Bear Put Ratio Backspread
Put Ratio Backspread
- Bear Put Ratio Backspread
- Bear Put Ratio Backspread Profit, Loss, & Breakeven
- Bear Put Ratio Backspread vs Buying a Call
A Bear Put Ratio Backspread is a bearish strategy and is potentially an alternative to simply buying put options. There are two components to the put ratio backspread:
- Sell one (or two) at-the-money or out-of-the money puts
- Buy two (or three) put options that are further out-of-the money from the money than the put that was sold.
Put Ratio Backspread Expectations
The ratio backspread is called such because there is a ratio of sold options to purchased option usually in the ratio of 1 sold to 2 purchased, or 2 sold to 3 purchased. A trader would use a Bear Put Ratio Backspread in the following hypothetical situation:
- A trader is very bearish on a particular stock trading at $50.
- The trader is either risk-averse, wanting to know before hand their maximum loss or wants greater leverage than simply owning stock.
- The trader expects the stock to move below $45.46 or not move at all or even rise in the next 30 days. However, a move lower to only $47.50 would prove disasterous for the trade.

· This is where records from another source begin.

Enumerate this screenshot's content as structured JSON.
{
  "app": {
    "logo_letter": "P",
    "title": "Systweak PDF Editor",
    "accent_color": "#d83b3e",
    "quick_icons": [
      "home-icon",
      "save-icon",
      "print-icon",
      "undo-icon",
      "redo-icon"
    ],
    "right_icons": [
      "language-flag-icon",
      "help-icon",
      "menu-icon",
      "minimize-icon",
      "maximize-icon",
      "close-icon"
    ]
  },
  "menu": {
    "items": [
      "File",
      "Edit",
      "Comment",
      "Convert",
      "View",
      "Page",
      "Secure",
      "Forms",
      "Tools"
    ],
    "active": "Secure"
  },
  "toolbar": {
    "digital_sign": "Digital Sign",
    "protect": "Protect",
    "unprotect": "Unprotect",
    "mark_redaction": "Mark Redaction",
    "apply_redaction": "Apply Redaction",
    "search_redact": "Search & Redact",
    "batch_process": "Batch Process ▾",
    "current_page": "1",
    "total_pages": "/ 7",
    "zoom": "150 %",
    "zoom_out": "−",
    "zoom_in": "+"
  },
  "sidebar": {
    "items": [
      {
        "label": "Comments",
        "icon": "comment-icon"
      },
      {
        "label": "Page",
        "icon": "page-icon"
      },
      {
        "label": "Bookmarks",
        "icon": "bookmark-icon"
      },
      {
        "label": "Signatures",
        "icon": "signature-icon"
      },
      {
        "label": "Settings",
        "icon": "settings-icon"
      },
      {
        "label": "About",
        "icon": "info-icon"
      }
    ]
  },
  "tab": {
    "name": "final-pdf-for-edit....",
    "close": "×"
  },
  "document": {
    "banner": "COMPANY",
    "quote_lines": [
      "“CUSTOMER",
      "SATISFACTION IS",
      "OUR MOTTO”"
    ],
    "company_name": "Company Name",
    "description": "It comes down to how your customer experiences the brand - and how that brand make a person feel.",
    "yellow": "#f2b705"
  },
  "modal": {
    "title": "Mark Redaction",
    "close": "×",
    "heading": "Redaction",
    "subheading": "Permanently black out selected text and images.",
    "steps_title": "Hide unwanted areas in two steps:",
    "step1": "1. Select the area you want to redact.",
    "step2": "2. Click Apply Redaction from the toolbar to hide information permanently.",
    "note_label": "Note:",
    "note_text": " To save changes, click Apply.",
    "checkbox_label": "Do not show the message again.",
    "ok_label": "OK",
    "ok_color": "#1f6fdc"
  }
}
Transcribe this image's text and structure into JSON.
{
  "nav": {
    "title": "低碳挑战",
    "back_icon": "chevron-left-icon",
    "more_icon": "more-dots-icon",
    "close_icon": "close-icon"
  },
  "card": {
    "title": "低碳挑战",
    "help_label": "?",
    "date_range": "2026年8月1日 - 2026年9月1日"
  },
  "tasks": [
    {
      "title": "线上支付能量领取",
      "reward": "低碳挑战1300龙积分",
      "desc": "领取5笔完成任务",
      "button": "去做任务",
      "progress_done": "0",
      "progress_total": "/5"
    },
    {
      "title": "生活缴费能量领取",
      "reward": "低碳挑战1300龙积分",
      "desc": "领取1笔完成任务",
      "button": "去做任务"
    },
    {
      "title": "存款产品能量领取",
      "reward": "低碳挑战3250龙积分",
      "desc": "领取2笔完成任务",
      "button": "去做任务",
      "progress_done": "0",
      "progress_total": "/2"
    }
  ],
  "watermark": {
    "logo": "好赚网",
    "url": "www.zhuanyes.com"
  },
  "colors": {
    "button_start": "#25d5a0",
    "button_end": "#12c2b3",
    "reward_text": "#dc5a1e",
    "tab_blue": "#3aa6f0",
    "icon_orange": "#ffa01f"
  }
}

Given those expectations, the trader selects the $47.50 put option strike price to buy two puts which are trading for $0.44 each so the total cost will be $88 (2 contracts x $0.44 x 100 shares/contract).
Also, the trader will sell one the at-the money put strike price at $50.00. By selling this call, the trader will receive $134 ($1.34 x 100 shares/contract). The net effect of this transaction is that the trader will receive $33 ($134 received - $88 paid).
Put Ratio Backspreads require Extreme Bearishness
For this trade, a trader must be extremely bearish on the stock. Only being slightly bearish will not work for this trade. One of the strange aspects of a bear put ratio backspread like the one in this example is that the greatest loss occurs in the direction the trader is hoping the trade will move (i.e. downwards).
The greatest loss occurs at the strike price of the purchased put options. The reason for this is that at $47.50, at expiration, the puts the trader purchased expire worthless ($88 loss). Meanwhile, the one put the trader sold has gained value and would be worth $250. The trader sold the put option for $134, so the sold put option has accrued a loss of $116 ($134 - $250). Combined with the loss suffered from the purchased options that expired worthless, the total loss is $204 ($88 + $116). The profit/loss graph on the next page illustrates this.
Once the stock price falls below the strike price of the purchased puts (i.e. point of max loss), then the losses begin to decrease and eventually a profit occurs. This is because at the point of max loss, one put option that was purchased effectively begins to neutralize the option that was sold. One of the purchased options cancels out the movement of the one sold option. From there, the one remaining purchased option is free to begin to make a profit, just like if the trader only purchased a put option. In order to more clearly understand this past paragraph, the concept of delta must be understood.
Possible to make money if stock goes up
Yet another odd aspect of the bear put ratio backspread is that sometimes the trade will make money if the stock moves in the exact opposite direction the trader is expecting (i.e. upward). For instance, if the stock moves nowhere for 30 days and remains at $50.00, then the two puts the trader purchased would expire worthless ($88 loss). However, the one put the trader sold expired worthless also. Remember, the trader sold the option for $134; therefore, the trader actually gained on the transaction $46 ($134 gain - $88 loss).
The profit/loss graph for the bear put ratio backspread is given on the next page.
Next Page - Bear Put Ratio Backspread Profit and Loss Graph